I am often asked in interviews how would you describe your style? My answer, I don't have one. My style is an intuitive, historical and experimental approach that encompasses both the reality of my lived experiences (all the eras young people are pulling from now) and the inspiration I receive from my commitment to, and the “hanging around’ I do, with young designers which gives me access to their interpretation of the times we live in.  Many of the design movements that these young people draw inspiration from are now held in my body, and from which I can pull upon affectively and intuitively when I am creating a look. 

In the past, the author argues, we were required to make long-term commitments to semiotic tribes. That became your small community. Yet there is(was) always a subset of people that refused to join the group and always made their own way, a rebel class so speak, These were(are) people who knew about life beyond their own small geography and were global, not because of the internet, but because they read. They could(do) imagine themselves out of their very small worlds and into a larger one. They (I) consumed text at the rate that people (I) consume visuals today. They had (have) the capacity to live in and communicate across dual worlds: fantasy and reality and today, virtual and real, serious and playful. The rebel mind, regardless of era, is always characterized by flexibility, intellectual curiosity and a propensity towards thinking about what could be while holding what is and what was in the back of it.   Rebel minds always want to break boundaries though the ones they choose may differ from one cultural moment to another. 

The curation that manifests a personal style has the potential to break a boundary and tell a historical, contemporary or political story about the wearer. The essential element is that the wearer be open to experimentation and making mistakes. I am fine with risking that I might look silly in order to try something new in fashion. It is a always the things I immediately reject that end up looking the best.  If it works, it works. If not I go onto the next garment. Always evolving, always in motion, I guess that is my new answer to the questions, ‘How would you describe your style?”

How would you describe your style? Or better yet your approach to style?

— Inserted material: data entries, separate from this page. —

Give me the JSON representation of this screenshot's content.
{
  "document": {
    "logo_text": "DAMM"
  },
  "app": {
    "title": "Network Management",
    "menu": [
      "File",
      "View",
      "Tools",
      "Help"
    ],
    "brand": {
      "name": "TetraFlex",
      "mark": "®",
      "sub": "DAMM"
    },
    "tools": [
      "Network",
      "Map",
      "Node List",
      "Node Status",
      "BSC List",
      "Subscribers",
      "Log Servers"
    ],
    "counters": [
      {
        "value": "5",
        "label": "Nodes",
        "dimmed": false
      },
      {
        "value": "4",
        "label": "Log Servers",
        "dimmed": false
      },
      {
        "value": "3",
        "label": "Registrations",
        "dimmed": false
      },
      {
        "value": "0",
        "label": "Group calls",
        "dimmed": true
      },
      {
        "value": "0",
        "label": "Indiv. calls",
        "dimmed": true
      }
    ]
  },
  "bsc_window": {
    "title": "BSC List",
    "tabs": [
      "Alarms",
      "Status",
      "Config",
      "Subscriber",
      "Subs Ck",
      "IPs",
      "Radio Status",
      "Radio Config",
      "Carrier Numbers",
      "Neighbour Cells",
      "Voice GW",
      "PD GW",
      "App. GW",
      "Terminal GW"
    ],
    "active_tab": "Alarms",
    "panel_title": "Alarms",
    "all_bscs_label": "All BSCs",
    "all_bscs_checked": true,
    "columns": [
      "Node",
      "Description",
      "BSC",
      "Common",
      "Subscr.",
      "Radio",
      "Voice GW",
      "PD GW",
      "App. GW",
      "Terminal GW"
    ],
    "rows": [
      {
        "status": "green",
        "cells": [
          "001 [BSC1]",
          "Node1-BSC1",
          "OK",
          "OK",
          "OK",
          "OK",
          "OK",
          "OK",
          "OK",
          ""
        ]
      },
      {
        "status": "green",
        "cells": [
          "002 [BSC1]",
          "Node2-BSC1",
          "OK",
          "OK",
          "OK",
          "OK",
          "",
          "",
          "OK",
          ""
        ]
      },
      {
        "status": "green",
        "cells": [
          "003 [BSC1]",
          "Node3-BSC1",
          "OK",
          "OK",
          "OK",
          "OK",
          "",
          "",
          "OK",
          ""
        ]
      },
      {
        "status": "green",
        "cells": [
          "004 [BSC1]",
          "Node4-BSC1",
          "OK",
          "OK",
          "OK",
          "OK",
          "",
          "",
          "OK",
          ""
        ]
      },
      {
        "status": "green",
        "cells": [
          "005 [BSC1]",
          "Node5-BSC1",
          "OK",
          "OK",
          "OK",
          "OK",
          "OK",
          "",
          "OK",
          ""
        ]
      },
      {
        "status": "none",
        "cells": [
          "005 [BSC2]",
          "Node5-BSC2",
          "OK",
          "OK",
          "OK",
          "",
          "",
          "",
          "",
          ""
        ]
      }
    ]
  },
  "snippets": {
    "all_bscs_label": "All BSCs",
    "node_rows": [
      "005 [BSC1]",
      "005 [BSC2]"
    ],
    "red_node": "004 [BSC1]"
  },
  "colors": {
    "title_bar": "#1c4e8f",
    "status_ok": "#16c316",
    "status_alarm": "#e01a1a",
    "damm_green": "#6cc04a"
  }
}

Wednesday I will start a periodic new feature called, “Neural Pathways of Personal Style" where I answer the question, “How did I decide to wear what I am wearing?” 

 

 

 

 

 

Lyn7 Comments